WEC lightweight champion Jamie
Varner’s split decision victory over Donald
Cerrone at WEC 38 last Sunday in San Diego, Calif., could
become a costly title defense.
“I broke my right index metacarpal, completely fractured,” Varner
said on Sherdog Radio Network’s “Beatdown” show on Wednesday. “So I have to get
pins put in it [Thursday]. Then I go next week to see my eye doctor
to make sure my retina isn’t detached. And if it’s detached it
could be a career-ending injury.”
Varner, who said he is still having trouble with his peripheral
vision four days following the injury, has been indefinitely
suspended until he can provide medical documentation that says the
eye has recovered.
But it was the fight’s stoppage and the reaction it got that might
have affected Varner the most.
“What hurt me the most was the crowd. They had no idea about the
pain or suffering I was going through,” said Varner. “They had no
idea I broke my hand in the first or second round. I don’t know
exactly where. I remember one time in the fourth round that I just
couldn’t hit him with it. I told my corner that I couldn’t use it
For Varner, the injuries kept on coming.
“He checked one of my kicks early in the fight and that’s where I
fractured my foot,” said the Arizona Combat Sports fighter. “Then I
kicked him in the head with it in the fourth and that was it. My
foot was completely done. So I walked out for the fifth round with
one hand and some takedowns. I had to grind out a decision… I knew
the fifth round was going to be boring. I couldn’t offer anything
Varner (16-2) couldn’t see anything out of his right eye
immediately following the illegal knee from Cerrone (9-1) that came
in the final round and led the referee Josh Rosenthal to halt the
bout. When a fighter can’t continue from an unintentional illegal
blow, the bout goes to the scorecards. Varner was awarded the split
Despite being on the winning end of what he called a “one-sided
fight,” Varner said would accept a rematch with Cerrone, but the
24-year-old champion has bigger things on his mind.

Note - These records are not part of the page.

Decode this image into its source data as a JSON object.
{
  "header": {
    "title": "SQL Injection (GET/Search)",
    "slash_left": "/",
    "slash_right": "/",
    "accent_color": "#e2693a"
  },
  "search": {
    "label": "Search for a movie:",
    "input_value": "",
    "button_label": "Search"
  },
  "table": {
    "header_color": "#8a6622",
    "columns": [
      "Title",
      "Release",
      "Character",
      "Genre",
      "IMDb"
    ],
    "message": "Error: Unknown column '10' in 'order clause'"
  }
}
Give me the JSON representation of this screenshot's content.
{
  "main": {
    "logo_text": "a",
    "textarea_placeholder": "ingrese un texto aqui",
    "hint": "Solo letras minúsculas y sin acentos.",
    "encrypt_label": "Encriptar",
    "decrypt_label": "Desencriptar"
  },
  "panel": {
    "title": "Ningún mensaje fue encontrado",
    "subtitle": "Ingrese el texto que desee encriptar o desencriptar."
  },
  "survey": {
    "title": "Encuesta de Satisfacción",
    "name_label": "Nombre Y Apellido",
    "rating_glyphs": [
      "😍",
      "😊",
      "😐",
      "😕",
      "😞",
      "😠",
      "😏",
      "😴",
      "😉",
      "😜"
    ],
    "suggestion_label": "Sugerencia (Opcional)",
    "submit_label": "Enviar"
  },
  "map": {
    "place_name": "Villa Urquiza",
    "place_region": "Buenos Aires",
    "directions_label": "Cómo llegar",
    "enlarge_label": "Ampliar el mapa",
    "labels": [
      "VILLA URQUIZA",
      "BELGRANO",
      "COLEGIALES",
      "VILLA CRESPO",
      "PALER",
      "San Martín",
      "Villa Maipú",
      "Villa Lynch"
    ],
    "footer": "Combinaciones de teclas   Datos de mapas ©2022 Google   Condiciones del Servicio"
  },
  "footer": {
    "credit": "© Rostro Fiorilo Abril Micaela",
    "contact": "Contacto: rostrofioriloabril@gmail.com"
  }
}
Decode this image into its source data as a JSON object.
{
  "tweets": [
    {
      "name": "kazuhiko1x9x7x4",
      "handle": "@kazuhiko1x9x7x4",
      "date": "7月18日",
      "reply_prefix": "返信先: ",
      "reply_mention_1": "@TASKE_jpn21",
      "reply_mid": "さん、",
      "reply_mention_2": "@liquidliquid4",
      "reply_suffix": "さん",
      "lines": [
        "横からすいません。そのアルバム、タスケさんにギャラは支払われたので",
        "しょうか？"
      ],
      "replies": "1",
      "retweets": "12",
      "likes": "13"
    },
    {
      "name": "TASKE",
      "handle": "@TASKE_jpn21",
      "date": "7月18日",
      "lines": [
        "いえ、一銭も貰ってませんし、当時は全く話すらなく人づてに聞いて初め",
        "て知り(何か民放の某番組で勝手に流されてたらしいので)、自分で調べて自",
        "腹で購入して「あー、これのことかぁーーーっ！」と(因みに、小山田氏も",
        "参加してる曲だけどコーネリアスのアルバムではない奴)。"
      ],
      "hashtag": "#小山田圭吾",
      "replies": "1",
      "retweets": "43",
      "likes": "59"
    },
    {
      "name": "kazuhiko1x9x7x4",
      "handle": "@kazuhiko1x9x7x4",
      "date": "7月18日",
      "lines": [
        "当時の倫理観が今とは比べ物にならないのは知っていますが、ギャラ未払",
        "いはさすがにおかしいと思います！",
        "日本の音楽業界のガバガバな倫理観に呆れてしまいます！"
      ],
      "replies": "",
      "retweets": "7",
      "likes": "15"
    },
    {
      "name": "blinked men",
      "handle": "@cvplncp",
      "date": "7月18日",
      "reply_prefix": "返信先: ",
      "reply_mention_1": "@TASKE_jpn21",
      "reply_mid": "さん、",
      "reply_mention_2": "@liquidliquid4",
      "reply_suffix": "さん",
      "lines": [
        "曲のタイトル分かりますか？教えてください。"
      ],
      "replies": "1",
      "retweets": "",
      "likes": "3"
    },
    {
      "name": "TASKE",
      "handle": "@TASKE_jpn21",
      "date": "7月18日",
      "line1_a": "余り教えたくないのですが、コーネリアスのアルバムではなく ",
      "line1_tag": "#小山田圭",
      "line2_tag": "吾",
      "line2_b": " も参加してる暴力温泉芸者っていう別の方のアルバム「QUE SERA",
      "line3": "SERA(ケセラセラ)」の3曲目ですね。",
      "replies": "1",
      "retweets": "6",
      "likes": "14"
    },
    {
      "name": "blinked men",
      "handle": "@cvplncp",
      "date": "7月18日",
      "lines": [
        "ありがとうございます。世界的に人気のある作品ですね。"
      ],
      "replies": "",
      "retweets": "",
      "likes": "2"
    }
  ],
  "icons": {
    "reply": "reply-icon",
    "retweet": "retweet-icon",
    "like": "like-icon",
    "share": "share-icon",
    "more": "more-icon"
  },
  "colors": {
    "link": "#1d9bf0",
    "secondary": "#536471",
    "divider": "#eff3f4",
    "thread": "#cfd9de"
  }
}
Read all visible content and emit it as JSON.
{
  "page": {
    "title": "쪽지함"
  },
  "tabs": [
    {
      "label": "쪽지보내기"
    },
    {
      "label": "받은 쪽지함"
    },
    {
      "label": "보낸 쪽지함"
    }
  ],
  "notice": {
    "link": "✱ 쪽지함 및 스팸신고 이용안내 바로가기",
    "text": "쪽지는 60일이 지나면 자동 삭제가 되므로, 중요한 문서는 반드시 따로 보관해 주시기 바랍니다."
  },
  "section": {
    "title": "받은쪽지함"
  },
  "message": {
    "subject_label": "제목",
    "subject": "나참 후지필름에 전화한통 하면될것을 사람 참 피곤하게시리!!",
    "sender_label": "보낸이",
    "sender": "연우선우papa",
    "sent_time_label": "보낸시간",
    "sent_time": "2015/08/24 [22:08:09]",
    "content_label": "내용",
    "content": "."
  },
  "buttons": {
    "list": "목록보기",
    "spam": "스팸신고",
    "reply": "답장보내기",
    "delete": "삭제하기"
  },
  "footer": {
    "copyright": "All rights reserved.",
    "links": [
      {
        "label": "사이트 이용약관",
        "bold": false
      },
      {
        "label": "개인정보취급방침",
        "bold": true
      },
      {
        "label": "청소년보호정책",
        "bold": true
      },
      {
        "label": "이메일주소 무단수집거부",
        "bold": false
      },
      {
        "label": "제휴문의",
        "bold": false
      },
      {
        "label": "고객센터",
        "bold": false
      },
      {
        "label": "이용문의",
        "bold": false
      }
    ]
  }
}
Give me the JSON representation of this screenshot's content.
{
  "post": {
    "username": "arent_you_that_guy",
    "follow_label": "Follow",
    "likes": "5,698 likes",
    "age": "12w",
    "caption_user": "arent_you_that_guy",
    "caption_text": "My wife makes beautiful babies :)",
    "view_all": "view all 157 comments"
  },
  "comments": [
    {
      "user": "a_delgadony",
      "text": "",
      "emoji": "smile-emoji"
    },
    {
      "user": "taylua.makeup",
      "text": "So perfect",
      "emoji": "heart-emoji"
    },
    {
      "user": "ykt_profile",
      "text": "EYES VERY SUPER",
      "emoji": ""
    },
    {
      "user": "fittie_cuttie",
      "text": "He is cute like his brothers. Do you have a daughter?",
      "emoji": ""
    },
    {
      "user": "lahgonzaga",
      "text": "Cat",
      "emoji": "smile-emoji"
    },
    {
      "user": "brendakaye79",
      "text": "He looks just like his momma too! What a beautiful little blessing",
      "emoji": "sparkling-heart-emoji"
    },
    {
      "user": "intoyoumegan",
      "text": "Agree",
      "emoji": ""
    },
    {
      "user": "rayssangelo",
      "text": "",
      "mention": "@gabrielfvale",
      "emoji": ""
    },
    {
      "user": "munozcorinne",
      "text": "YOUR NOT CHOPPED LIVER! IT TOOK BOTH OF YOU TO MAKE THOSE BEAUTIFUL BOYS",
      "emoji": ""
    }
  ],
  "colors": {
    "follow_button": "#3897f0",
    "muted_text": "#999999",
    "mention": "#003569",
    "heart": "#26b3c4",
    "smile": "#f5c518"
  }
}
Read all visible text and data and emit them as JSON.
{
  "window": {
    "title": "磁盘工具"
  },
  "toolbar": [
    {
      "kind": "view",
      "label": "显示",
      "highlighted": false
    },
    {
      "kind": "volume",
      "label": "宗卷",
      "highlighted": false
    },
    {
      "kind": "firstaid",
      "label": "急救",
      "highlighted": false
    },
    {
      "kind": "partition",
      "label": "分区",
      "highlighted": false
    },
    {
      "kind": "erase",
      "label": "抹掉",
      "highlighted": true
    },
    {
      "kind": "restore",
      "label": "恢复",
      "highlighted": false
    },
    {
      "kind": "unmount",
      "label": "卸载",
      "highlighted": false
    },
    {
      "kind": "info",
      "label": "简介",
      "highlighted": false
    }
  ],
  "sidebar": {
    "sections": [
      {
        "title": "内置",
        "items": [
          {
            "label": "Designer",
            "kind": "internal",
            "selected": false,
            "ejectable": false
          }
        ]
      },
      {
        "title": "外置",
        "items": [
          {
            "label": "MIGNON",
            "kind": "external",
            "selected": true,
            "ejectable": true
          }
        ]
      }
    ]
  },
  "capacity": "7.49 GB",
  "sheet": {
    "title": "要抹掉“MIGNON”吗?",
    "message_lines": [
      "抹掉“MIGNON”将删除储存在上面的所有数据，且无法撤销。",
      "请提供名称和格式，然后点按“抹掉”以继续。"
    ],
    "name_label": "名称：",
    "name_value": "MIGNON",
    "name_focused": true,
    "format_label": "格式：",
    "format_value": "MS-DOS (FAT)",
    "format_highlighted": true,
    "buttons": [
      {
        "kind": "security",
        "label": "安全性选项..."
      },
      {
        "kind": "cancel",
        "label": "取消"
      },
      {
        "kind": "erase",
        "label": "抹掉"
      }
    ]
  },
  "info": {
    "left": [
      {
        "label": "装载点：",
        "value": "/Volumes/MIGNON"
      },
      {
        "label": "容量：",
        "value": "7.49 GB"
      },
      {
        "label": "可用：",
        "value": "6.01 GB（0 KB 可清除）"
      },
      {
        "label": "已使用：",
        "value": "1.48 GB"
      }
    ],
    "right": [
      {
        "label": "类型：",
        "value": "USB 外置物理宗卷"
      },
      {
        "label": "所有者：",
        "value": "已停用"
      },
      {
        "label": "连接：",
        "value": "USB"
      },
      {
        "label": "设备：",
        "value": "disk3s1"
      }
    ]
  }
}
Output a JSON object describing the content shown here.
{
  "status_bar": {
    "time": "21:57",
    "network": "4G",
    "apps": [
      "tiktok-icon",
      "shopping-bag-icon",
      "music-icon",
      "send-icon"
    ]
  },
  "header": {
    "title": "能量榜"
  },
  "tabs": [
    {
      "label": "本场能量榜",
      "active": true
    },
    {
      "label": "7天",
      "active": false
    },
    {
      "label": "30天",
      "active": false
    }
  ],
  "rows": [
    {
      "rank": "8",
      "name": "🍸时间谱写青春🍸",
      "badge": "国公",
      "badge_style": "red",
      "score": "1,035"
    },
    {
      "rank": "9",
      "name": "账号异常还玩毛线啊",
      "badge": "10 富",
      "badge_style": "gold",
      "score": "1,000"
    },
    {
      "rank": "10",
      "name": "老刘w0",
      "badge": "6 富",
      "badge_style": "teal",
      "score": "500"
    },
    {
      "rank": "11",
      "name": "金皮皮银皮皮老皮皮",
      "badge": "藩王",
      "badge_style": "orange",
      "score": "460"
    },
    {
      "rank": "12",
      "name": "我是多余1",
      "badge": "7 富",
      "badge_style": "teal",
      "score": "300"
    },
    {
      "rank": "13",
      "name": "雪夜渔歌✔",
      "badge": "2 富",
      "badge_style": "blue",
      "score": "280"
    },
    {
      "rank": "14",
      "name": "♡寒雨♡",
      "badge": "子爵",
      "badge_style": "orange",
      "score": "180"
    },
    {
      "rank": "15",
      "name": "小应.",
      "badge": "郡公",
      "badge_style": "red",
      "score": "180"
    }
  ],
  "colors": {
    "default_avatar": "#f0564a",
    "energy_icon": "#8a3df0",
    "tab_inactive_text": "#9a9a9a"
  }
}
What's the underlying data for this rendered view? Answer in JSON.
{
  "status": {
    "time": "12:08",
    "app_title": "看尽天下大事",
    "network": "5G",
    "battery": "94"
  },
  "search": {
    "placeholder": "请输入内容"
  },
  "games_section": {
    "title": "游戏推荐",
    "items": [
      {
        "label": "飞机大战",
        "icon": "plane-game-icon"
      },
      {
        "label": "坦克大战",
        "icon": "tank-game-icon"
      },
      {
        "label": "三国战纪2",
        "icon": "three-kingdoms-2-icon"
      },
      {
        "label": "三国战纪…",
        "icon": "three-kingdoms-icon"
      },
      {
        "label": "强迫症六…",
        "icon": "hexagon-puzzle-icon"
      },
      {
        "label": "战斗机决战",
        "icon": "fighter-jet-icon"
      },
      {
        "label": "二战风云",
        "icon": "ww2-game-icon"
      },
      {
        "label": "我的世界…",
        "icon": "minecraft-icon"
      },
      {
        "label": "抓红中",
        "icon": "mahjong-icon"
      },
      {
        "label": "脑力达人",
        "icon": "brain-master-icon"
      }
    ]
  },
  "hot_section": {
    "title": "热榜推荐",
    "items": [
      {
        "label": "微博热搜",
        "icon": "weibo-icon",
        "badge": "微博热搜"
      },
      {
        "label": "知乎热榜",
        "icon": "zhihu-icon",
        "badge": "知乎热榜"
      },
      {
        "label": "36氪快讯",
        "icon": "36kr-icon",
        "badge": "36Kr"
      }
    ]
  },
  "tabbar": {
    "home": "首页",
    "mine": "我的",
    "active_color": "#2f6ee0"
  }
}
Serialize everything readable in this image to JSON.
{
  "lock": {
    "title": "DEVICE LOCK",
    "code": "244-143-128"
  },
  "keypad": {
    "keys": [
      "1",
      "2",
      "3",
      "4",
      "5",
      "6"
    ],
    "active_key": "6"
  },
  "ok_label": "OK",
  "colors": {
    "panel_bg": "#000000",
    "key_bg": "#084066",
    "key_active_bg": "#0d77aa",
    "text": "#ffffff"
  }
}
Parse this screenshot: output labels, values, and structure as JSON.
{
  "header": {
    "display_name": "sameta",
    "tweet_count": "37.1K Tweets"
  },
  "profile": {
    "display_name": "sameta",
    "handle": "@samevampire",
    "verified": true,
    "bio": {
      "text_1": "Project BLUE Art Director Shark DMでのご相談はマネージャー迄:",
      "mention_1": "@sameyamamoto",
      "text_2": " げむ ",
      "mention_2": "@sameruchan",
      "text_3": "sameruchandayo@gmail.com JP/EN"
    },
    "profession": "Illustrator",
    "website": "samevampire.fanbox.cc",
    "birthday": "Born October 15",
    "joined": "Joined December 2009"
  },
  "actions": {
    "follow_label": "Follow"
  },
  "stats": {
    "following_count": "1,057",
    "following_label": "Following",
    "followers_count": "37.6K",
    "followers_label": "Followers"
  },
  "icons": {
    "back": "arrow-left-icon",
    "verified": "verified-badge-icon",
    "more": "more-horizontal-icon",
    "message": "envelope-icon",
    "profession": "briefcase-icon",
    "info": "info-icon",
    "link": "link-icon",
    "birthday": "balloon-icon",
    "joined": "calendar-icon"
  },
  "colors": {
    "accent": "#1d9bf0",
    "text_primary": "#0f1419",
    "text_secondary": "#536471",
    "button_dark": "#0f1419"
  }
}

“It’s scary,” said Varner. “I’m just trying to think positive. I’m
trying not to think about the fans. No offense to the fans, but
they’re a little bit ignorant and they have no idea the pain that I
was enduring. For them to think I was looking for a way out -- I
fought close to 13 minutes with a broken hand and foot and I
could’ve easily quit the fight before that. Why would I endure all
that pain just to quit? I’m not a quitter. I’m a fighter. I’m a
champion and I’m going to try and defend my title to the
Editor's Note: This article inaccurately called Varner's fight
with Cerrone his first title defense. It was corrected at 4:59 a.m.
EST to note that it was Varner's second title defense.